# EXERCISE GOAL
Produce the tally of lines in the material below that hold "Normal", without anything else.

# DATA FOR ANALYSIS

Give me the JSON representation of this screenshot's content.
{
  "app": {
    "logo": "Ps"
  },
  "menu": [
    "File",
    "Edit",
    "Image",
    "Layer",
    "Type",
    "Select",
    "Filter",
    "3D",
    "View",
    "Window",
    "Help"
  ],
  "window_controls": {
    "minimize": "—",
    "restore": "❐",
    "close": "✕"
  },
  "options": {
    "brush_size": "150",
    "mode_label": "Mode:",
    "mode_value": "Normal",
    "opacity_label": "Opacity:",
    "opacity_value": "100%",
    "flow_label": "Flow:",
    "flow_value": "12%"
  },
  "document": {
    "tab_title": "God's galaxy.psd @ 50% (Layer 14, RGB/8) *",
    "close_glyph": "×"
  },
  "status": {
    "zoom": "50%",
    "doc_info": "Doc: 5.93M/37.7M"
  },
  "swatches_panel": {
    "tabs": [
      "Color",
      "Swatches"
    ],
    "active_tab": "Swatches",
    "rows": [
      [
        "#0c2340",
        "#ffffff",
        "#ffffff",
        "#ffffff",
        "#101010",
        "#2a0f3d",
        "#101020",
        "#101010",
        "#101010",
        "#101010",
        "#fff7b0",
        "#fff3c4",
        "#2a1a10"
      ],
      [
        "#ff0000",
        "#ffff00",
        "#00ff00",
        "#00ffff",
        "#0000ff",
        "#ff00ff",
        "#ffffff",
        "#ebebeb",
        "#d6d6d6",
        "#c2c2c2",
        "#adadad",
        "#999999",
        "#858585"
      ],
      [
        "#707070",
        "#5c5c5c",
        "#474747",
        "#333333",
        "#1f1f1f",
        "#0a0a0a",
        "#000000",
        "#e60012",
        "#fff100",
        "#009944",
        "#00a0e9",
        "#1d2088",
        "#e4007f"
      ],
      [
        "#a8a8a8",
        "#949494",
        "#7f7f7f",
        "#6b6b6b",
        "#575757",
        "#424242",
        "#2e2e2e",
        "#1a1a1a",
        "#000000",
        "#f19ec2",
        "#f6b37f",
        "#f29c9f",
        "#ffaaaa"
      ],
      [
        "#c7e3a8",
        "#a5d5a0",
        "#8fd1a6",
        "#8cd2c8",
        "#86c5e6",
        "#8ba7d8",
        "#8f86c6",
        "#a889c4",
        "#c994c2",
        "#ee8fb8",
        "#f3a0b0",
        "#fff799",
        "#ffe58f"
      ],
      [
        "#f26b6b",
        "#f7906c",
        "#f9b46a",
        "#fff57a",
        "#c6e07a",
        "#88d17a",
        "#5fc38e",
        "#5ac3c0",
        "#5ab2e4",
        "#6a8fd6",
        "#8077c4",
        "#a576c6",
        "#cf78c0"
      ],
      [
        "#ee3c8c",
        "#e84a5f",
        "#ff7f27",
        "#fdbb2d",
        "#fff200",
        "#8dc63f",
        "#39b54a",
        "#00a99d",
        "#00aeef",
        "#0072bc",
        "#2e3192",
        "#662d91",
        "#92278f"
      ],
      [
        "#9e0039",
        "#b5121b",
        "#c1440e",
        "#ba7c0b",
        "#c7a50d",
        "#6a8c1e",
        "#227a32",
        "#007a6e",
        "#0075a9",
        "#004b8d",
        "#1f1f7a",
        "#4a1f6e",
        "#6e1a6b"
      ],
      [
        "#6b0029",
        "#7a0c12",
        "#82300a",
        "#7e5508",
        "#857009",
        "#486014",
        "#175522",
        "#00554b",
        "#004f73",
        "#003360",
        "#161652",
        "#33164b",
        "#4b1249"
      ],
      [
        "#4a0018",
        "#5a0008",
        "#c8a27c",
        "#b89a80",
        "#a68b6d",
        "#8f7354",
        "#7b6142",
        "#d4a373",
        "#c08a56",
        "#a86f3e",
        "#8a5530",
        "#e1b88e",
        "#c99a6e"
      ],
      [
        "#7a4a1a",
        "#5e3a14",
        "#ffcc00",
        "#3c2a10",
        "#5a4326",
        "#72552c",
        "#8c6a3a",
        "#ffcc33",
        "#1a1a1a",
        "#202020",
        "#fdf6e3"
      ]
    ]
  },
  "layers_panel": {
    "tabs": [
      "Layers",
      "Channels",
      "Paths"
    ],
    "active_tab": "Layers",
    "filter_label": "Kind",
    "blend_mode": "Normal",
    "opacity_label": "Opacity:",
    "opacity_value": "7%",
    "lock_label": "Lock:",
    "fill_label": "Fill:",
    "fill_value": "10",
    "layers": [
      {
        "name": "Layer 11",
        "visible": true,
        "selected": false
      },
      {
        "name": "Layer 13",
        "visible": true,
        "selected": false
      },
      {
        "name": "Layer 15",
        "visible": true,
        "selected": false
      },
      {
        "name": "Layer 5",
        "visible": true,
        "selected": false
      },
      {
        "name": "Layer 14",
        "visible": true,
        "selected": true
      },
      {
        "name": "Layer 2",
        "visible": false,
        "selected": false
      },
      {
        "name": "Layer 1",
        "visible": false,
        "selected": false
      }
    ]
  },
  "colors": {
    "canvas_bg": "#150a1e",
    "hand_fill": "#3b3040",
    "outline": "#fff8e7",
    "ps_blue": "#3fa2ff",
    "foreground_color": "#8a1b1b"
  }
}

# RESULT OF THE TASK
2